The skies are leaden and we’re set for several days of rain. But the weather isn’t going to deter the thousands of chemists who’ve congregated here in Boston for this fall’s national ACS meeting. The technical program is particularly good this time round, so I’ve had some difficulty cherry-picking which seminars to attend.
I decided to kick off first thing on Sunday morning with an organic symposium held in memory of Keith Fagnou, who tragically died last year. Although the mood was inevitably somewhat sombre, the overall feeling was of a celebration of the chemistry that Keith loved. Indeed, much of the research discussed during the symposium had been influence by Keith’s work.
One theme that emerged was fluorination chemistry, an area that has seen some exciting developments recently – perhaps most notably with Steve Buchwald’s terrific paper in Science (see the abstract here) describing a catalytic cross-coupling process for attaching trifluoromethyl groups to aromatics. But Buchwald’s group is far from the only one developing this kind of reaction. John Hartwig described his work on the use of copper phenanthroline complexes for trifluoromethylation reactions. Although his reactions are currently stoichiometric, he pointed out that both the metal and the ligands are dirt cheap. The complexes can now be generated in situ in reactions, so I’ll watch with interest to see whether a catalytic version is forthcoming.
Melanie Sanford followed this up with two takes on the trifluoromethylation problem. Her first approach involves attaching perfluorinated alkyl radicals to aromatics. Although this works well for perfluorohexyl groups, currently it’s not so good for trifluoromethyl groups – but she’s confident that they’ll be able to optimize the trifluoromethylation reactions. Her second strategy is to use trifluoromethyl cations in cross-coupling reactions. The chief hurdle here is generating a catalytic cycle that has a high turnover number.
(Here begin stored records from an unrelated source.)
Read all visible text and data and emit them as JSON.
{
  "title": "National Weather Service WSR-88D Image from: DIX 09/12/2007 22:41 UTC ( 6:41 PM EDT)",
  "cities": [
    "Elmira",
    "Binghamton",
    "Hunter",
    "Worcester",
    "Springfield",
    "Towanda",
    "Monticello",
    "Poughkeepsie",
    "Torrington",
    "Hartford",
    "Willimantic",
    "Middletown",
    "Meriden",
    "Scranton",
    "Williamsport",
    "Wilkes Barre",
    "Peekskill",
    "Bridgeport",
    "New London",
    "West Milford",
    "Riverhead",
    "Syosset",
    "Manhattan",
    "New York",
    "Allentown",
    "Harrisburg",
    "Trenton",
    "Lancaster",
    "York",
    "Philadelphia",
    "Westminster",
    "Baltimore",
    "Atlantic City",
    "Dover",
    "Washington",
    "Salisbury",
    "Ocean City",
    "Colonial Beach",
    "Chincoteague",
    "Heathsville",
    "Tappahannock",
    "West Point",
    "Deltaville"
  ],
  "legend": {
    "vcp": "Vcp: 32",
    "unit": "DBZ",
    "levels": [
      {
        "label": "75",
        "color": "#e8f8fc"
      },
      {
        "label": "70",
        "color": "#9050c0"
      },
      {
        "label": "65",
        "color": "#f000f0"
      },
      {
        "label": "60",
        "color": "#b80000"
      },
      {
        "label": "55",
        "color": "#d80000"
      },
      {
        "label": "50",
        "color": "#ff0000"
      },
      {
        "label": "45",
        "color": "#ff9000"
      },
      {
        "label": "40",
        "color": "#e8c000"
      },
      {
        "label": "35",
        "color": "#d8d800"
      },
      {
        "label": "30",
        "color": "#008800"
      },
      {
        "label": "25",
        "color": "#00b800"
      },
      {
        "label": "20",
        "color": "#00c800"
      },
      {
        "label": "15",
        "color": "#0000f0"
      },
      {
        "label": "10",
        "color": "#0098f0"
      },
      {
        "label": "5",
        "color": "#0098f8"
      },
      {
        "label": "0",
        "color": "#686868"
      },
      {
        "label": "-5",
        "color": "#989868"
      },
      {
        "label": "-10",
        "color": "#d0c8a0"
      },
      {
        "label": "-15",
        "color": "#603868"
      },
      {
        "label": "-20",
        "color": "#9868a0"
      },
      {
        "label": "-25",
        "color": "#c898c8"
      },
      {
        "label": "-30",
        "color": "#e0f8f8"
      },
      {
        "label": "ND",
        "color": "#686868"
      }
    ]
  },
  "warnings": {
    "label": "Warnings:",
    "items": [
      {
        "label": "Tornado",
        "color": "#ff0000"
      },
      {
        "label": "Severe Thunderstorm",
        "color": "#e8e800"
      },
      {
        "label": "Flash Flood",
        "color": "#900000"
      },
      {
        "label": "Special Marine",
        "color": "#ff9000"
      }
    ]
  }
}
Her group has now identified a catalytically competent, monomeric palladium(IV) compound for these reactions, a breakthrough that she hopes will overcome the turnover problem.
There’s lots more great chemistry on offer this week, so finding time to blog is difficult – but watch this space!
Andrew Mitchinson (Senior Editor, Nature)